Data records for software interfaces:
%%

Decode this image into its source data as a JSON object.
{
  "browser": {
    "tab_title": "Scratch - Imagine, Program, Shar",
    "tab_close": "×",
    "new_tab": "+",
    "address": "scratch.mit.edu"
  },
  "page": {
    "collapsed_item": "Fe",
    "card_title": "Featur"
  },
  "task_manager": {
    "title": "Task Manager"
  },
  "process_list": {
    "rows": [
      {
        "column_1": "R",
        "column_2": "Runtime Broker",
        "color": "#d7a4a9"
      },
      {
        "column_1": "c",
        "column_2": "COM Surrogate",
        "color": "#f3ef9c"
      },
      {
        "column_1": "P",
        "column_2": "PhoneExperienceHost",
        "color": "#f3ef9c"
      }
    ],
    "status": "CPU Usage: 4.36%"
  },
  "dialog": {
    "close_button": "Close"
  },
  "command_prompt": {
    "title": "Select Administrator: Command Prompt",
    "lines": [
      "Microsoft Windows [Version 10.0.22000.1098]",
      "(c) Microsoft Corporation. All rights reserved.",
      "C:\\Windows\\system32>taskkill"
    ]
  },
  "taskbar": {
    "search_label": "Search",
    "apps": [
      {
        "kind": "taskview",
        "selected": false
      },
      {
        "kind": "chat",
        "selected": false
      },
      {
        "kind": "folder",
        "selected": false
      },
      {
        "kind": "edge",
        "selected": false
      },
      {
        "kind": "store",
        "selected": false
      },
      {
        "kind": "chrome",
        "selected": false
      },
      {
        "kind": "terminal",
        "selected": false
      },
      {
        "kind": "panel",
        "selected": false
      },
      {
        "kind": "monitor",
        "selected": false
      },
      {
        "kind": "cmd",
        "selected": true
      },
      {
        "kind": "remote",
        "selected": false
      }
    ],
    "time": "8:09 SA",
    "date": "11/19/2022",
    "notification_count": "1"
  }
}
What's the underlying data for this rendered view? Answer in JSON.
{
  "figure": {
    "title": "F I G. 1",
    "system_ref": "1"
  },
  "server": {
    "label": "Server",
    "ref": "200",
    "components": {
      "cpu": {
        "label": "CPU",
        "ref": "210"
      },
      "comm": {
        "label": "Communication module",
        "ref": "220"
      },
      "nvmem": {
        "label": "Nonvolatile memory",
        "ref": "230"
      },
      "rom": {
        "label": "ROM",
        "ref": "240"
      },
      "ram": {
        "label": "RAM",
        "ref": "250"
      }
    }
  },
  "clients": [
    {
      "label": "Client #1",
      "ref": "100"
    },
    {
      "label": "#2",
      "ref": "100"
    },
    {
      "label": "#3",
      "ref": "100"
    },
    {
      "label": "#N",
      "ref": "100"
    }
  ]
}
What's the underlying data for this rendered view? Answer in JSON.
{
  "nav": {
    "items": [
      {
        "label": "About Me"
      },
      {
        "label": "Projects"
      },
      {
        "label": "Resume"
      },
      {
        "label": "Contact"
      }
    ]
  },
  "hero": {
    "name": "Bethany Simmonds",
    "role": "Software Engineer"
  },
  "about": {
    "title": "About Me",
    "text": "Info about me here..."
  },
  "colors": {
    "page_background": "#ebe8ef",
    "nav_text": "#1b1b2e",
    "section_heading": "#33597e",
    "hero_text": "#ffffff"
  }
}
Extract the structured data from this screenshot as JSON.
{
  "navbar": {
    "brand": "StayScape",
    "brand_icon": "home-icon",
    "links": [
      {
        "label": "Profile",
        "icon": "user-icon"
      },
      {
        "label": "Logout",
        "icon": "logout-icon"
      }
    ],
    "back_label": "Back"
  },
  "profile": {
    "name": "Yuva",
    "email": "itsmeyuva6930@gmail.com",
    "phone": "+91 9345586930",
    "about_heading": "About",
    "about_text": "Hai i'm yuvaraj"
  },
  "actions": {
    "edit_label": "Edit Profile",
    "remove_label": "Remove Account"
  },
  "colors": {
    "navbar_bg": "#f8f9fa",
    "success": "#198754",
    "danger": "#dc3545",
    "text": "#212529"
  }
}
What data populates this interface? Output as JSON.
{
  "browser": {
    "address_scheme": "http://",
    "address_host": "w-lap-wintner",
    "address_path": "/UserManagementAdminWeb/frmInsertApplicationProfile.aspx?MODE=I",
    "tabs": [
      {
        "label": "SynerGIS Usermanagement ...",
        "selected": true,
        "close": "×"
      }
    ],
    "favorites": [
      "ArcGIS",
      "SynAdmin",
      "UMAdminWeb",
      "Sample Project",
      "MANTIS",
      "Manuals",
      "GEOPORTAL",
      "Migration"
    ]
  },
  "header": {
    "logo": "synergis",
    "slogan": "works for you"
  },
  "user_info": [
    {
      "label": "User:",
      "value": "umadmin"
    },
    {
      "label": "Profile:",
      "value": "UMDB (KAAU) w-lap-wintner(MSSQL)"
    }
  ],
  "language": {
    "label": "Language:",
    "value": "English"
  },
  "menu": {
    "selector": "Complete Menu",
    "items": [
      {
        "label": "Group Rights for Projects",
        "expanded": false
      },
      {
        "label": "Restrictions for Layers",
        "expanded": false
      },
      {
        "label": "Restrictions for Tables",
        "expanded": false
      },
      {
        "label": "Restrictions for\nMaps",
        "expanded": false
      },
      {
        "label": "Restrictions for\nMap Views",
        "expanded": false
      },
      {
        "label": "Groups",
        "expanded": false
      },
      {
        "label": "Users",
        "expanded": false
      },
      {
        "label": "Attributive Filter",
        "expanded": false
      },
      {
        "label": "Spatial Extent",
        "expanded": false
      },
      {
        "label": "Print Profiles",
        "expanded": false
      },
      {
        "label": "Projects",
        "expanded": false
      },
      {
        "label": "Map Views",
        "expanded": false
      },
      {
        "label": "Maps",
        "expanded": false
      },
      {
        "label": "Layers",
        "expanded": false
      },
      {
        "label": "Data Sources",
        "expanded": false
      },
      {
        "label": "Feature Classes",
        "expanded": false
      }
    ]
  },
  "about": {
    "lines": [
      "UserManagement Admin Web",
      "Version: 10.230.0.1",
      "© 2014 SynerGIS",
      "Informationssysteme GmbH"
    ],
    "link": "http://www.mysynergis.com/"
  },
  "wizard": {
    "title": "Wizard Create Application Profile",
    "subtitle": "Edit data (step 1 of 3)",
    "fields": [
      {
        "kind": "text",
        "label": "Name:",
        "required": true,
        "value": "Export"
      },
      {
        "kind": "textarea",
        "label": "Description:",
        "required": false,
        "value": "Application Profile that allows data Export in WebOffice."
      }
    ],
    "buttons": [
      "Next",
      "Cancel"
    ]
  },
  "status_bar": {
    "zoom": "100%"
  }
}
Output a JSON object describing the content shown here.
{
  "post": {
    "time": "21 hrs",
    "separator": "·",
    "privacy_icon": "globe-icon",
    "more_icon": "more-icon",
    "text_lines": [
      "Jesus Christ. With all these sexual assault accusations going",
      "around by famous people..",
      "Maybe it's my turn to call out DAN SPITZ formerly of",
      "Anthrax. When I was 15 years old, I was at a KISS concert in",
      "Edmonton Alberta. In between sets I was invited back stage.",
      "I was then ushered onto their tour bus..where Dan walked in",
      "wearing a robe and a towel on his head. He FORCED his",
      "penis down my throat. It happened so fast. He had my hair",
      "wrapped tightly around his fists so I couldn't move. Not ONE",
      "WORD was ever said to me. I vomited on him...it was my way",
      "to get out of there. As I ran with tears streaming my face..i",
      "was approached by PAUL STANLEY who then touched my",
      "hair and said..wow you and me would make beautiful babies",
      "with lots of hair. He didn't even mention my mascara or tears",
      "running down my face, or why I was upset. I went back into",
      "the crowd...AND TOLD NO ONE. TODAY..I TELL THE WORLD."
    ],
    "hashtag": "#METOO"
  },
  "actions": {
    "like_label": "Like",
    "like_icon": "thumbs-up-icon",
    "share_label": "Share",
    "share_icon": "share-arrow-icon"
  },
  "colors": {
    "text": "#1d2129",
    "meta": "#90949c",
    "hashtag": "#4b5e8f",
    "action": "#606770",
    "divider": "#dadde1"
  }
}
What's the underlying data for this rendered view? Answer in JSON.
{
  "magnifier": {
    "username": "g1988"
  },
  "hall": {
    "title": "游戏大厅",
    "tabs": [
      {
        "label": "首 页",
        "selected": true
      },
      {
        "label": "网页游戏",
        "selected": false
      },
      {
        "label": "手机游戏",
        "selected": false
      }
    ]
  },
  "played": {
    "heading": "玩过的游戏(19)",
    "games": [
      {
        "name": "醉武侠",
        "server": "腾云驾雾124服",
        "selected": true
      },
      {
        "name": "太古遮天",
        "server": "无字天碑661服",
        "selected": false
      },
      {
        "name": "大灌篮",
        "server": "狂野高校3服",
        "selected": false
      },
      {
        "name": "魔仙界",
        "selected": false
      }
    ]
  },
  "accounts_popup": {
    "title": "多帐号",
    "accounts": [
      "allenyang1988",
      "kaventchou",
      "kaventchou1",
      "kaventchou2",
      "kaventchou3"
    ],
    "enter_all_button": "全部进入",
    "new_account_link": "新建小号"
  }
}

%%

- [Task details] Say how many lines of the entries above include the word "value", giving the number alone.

- [Result below] 5